▶ Required work:
Copy out each line of the data below in which "year" appears.

Data records for software interfaces:
[Start of Attachment]
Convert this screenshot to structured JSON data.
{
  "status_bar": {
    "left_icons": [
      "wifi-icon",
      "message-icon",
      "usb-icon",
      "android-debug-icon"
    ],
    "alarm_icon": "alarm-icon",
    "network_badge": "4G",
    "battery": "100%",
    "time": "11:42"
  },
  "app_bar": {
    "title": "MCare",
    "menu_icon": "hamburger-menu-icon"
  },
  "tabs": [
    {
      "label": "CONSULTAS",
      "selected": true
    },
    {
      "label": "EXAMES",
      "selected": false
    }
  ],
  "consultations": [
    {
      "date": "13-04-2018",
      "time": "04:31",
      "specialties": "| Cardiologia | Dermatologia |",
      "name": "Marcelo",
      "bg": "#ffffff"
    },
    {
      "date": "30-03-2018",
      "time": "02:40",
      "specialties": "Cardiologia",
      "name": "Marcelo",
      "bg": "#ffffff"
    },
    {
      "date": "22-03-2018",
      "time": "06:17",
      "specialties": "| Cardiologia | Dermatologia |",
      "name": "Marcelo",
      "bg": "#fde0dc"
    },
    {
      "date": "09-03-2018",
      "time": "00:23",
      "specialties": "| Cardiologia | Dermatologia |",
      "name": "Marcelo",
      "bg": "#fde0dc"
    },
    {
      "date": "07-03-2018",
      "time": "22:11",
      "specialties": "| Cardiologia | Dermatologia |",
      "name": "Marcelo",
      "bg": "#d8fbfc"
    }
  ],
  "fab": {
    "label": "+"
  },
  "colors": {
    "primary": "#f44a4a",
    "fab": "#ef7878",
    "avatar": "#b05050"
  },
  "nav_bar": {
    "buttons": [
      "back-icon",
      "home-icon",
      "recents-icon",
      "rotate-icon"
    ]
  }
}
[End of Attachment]
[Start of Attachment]
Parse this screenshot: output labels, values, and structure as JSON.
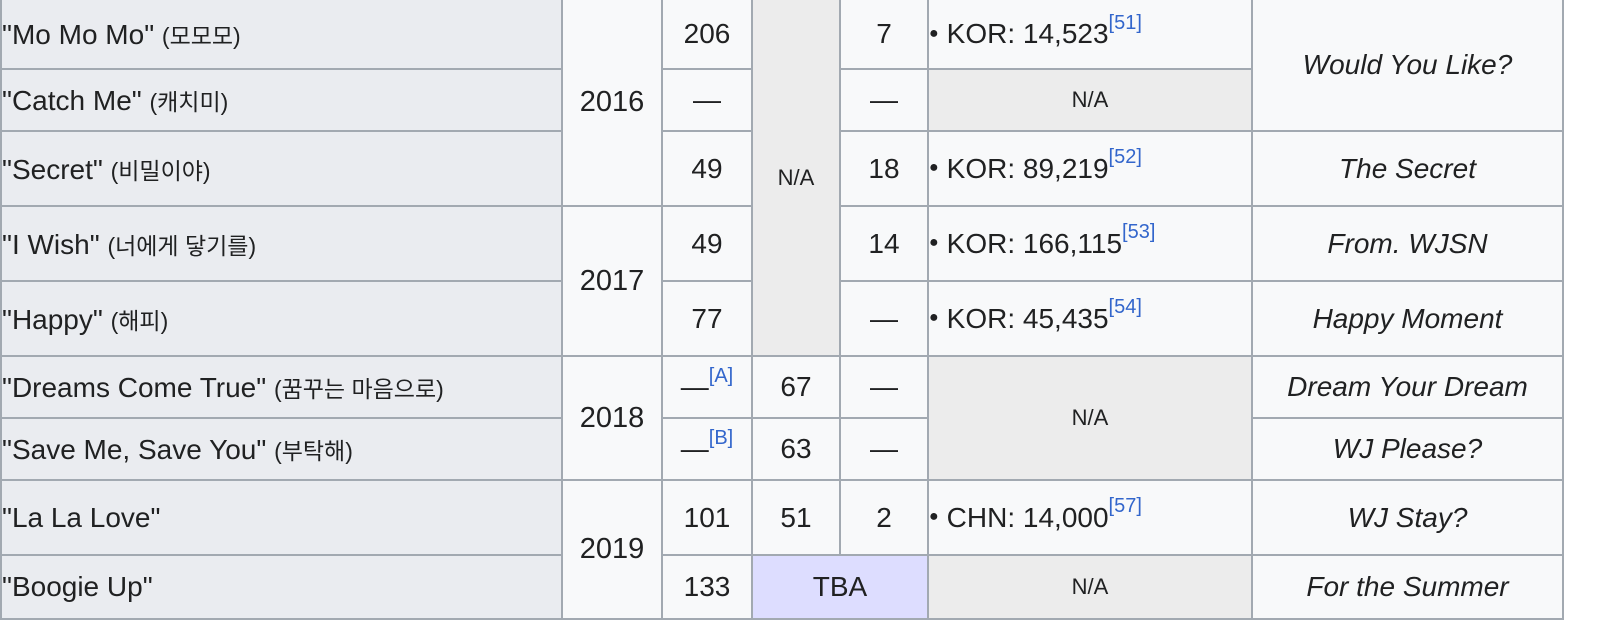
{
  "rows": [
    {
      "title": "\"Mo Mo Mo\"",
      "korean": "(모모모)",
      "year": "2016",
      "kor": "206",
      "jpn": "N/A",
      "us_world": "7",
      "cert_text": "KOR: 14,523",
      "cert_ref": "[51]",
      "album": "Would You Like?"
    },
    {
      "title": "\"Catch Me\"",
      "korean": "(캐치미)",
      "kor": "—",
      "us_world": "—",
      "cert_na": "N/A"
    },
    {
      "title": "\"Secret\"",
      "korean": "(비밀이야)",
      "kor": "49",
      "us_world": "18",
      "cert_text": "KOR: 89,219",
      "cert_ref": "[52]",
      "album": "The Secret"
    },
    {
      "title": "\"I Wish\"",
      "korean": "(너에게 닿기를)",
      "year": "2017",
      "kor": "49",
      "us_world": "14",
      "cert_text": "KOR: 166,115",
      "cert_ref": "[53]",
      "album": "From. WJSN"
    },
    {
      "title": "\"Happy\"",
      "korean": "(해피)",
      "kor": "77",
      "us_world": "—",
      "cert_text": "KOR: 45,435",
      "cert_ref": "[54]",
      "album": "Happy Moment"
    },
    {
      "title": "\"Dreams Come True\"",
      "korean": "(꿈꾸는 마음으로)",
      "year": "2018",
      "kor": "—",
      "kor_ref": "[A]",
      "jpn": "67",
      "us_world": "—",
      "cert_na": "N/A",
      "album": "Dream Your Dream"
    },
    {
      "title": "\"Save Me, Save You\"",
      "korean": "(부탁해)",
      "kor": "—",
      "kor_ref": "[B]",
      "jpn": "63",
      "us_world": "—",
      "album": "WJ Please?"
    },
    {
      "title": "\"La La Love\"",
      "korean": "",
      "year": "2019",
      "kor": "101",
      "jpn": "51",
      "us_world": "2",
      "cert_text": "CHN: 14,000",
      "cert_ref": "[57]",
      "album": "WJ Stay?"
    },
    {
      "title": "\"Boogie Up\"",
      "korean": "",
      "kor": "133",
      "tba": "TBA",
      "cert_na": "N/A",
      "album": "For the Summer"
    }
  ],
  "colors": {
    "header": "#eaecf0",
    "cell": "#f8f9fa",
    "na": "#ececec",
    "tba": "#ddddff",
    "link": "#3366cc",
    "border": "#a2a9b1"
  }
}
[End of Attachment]
▶ Response to the task:
      "year": "2016",
      "year": "2017",
      "year": "2018",
      "year": "2019",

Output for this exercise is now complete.